[Data to process]
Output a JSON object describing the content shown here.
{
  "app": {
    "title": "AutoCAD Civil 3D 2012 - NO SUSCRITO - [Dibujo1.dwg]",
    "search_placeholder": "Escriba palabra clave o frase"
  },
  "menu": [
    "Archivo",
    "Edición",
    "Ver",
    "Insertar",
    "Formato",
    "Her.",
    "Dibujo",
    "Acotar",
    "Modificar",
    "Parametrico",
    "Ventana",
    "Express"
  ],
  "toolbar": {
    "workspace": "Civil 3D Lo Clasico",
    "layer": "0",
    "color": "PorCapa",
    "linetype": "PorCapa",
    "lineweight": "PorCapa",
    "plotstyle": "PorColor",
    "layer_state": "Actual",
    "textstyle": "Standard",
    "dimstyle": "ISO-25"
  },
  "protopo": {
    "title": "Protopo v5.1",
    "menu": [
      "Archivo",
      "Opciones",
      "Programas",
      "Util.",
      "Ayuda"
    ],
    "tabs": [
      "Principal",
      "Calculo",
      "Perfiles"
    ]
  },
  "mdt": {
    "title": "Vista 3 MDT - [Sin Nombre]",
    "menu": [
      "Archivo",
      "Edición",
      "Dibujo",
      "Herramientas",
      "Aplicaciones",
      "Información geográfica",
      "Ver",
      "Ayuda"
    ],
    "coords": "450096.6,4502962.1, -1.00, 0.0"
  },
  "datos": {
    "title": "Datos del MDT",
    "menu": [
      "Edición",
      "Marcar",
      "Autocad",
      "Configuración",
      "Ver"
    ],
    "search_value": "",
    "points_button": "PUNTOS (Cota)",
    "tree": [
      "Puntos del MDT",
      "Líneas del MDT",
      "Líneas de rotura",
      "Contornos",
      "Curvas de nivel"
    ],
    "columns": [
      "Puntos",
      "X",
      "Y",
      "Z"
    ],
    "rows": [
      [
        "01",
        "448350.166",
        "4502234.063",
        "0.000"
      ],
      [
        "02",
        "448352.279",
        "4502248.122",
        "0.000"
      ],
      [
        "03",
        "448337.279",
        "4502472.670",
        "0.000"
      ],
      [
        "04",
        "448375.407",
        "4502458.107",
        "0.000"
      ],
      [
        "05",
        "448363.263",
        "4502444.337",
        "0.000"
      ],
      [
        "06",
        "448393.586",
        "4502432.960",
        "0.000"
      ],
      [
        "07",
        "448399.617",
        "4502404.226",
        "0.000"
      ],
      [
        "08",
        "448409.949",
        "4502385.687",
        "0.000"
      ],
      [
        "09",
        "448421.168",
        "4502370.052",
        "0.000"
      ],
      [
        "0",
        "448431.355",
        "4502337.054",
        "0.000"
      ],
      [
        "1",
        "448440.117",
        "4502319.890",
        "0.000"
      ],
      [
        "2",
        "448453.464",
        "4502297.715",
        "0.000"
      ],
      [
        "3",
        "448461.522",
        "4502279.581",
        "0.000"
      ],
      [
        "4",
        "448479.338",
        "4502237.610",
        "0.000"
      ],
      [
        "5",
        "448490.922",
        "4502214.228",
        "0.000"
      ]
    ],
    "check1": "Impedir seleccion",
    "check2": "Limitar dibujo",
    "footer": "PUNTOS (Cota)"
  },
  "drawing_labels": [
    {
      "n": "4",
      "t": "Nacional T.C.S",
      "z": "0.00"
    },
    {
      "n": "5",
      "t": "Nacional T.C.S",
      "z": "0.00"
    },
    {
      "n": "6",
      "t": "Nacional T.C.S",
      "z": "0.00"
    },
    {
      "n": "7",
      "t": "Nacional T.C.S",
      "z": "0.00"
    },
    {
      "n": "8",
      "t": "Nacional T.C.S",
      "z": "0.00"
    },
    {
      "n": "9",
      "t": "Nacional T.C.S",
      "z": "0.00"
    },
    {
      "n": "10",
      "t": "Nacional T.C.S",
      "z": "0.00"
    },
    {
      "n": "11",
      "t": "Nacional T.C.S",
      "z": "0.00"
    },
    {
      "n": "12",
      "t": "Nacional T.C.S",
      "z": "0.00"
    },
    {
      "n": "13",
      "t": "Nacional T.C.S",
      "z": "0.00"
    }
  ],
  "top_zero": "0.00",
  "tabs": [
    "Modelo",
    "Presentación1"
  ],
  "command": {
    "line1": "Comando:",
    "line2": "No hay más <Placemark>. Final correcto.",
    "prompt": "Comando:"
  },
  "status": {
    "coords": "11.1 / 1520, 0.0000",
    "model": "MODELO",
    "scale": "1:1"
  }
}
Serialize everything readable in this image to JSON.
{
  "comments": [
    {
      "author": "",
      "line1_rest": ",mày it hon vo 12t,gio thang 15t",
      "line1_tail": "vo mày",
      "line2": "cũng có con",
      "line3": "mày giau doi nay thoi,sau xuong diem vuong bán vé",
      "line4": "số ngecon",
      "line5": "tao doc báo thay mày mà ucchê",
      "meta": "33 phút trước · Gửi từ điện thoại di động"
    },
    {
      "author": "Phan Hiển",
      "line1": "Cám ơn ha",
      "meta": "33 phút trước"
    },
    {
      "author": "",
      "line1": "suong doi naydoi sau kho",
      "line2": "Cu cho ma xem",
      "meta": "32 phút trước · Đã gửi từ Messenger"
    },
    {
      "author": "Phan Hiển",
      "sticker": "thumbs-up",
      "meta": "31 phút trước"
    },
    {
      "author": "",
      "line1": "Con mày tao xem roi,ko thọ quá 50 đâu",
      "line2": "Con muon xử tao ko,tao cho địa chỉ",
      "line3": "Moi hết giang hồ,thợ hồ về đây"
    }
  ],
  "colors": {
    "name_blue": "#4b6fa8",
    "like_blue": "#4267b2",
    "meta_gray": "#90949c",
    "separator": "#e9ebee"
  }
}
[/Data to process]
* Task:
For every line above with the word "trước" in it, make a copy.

* Task result:
      "meta": "33 phút trước · Gửi từ điện thoại di động"
      "meta": "33 phút trước"
      "meta": "32 phút trước · Đã gửi từ Messenger"
      "meta": "31 phút trước"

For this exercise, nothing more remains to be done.